How a Family Owned Group Learned To Hire ‘Right’
A well defined and specific competency framework, a structured assessment approach, training all hiring managers, and using formats and templates to guide decision making are ingredients of success for effective talent acquisition.
The Company was facing a challenge with the quality of recruitment decisions as individuals appointed often did not match up to the assessment during the talent acquisition process. The Group was also significantly underperforming - A comparable business acquired by the Group in 2000 was performing at 10 times the EBITDA and PAT contribution levels. This was attributed to significantly better HR practices as well as cost management processes within the acquired business. The Company wanted to transfer the Human Resources Processes from the acquired business into the main Group, including the Executive Search Process.
The recruitment process followed by the business was a simple biographical interview process. The hiring managers were not trained in recruitment, and the business was not utilising a Competency Framework as a guideline.
As a first step, a Competency Framework was designed to suit the various businesses and hiring managers were trained on using the behavioural based tests as well as conducting the competency-based interviews, as well as on assessing results to ensure a uniform understanding of the process. Through a series of workshops, Competency based interview questionnaires were designed to cover the most frequently occurring vacancies and most standard functions in the business. Assessment Centres were designed for all recruitment which included role specific ability tests, personality profiles, role based individual or group activities, and a structured competency-based interview. A standardised scoring format allowed assessment scores from each component from the Assessment Centre to be aggregated into a final candidate score which formed the basis of arriving at a recruitment decision.

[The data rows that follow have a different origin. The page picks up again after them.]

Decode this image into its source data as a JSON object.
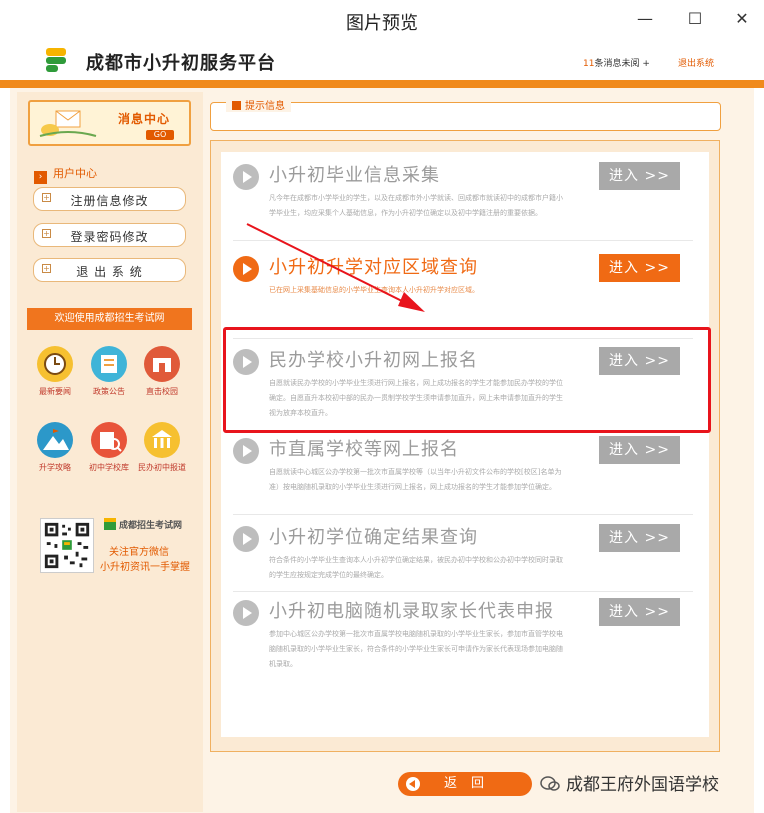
{
  "window": {
    "title": "图片预览",
    "minimize_icon": "minimize-icon",
    "maximize_icon": "maximize-icon",
    "close_icon": "close-icon"
  },
  "site": {
    "name": "成都市小升初服务平台",
    "message_count": "11",
    "message_suffix": "条消息未阅 +",
    "logout": "退出系统",
    "accent_color": "#f06a14"
  },
  "sidebar": {
    "message_center": "消息中心",
    "message_go": "GO",
    "user_center": "用户中心",
    "menu": [
      {
        "label": "注册信息修改"
      },
      {
        "label": "登录密码修改"
      },
      {
        "label": "退 出 系 统"
      }
    ],
    "welcome": "欢迎使用成都招生考试网",
    "quick_links": [
      {
        "label": "最新要闻",
        "icon": "clock-icon"
      },
      {
        "label": "政策公告",
        "icon": "notice-icon"
      },
      {
        "label": "直击校园",
        "icon": "school-icon"
      },
      {
        "label": "升学攻略",
        "icon": "mountain-icon"
      },
      {
        "label": "初中学校库",
        "icon": "search-library-icon"
      },
      {
        "label": "民办初中报道",
        "icon": "building-icon"
      }
    ],
    "qr_logo": "成都招生考试网",
    "qr_line1": "关注官方微信",
    "qr_line2": "小升初资讯一手掌握"
  },
  "tip": {
    "label": "提示信息"
  },
  "items": [
    {
      "title": "小升初毕业信息采集",
      "desc": "凡今年在成都市小学毕业的学生，以及在成都市外小学就读、回成都市就读初中的成都市户籍小学毕业生，均应采集个人基础信息，作为小升初学位确定以及初中学籍注册的重要依据。",
      "button": "进入 >>"
    },
    {
      "title": "小升初升学对应区域查询",
      "desc": "已在网上采集基础信息的小学毕业生查询本人小升初升学对应区域。",
      "button": "进入 >>"
    },
    {
      "title": "民办学校小升初网上报名",
      "desc": "自愿就读民办学校的小学毕业生须进行网上报名，网上成功报名的学生才能参加民办学校的学位确定。自愿直升本校初中部的民办一贯制学校学生须申请参加直升，网上未申请参加直升的学生视为放弃本校直升。",
      "button": "进入 >>"
    },
    {
      "title": "市直属学校等网上报名",
      "desc": "自愿就读中心城区公办学校第一批次市直属学校等（以当年小升初文件公布的学校[校区]名单为准）按电脑随机录取的小学毕业生须进行网上报名，网上成功报名的学生才能参加学位确定。",
      "button": "进入 >>"
    },
    {
      "title": "小升初学位确定结果查询",
      "desc": "符合条件的小学毕业生查询本人小升初学位确定结果，被民办初中学校和公办初中学校同时录取的学生应按规定完成学位的最终确定。",
      "button": "进入 >>"
    },
    {
      "title": "小升初电脑随机录取家长代表申报",
      "desc": "参加中心城区公办学校第一批次市直属学校电脑随机录取的小学毕业生家长，参加市直管学校电脑随机录取的小学毕业生家长，符合条件的小学毕业生家长可申请作为家长代表现场参加电脑随机录取。",
      "button": "进入 >>"
    }
  ],
  "back_button": "返回",
  "watermark": "成都王府外国语学校"
}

The business saw a significant improvement in the quality of recruitment, which in turn led to performance improvements, as well as reduced learning curves and shorter time taken for new joiners to reach 100% performance levels. The marked reduction in ‘hiring errors’ meant that the number of employees not being confirmed after the probationary period dropped to single digits thus helping reduce costs considerably. Not only did hiring managers exhibit a greater degree of confidence, the improved selection process left a positive impact on the candidates - Some of the rejected candidates became ambassadors of the company, thus improving the employer brand.
- Ali Bin Ali Group
- FMCG Distribution, Luxury Retail, Printing, Bottling, Restaurants
- Leon Mendonsa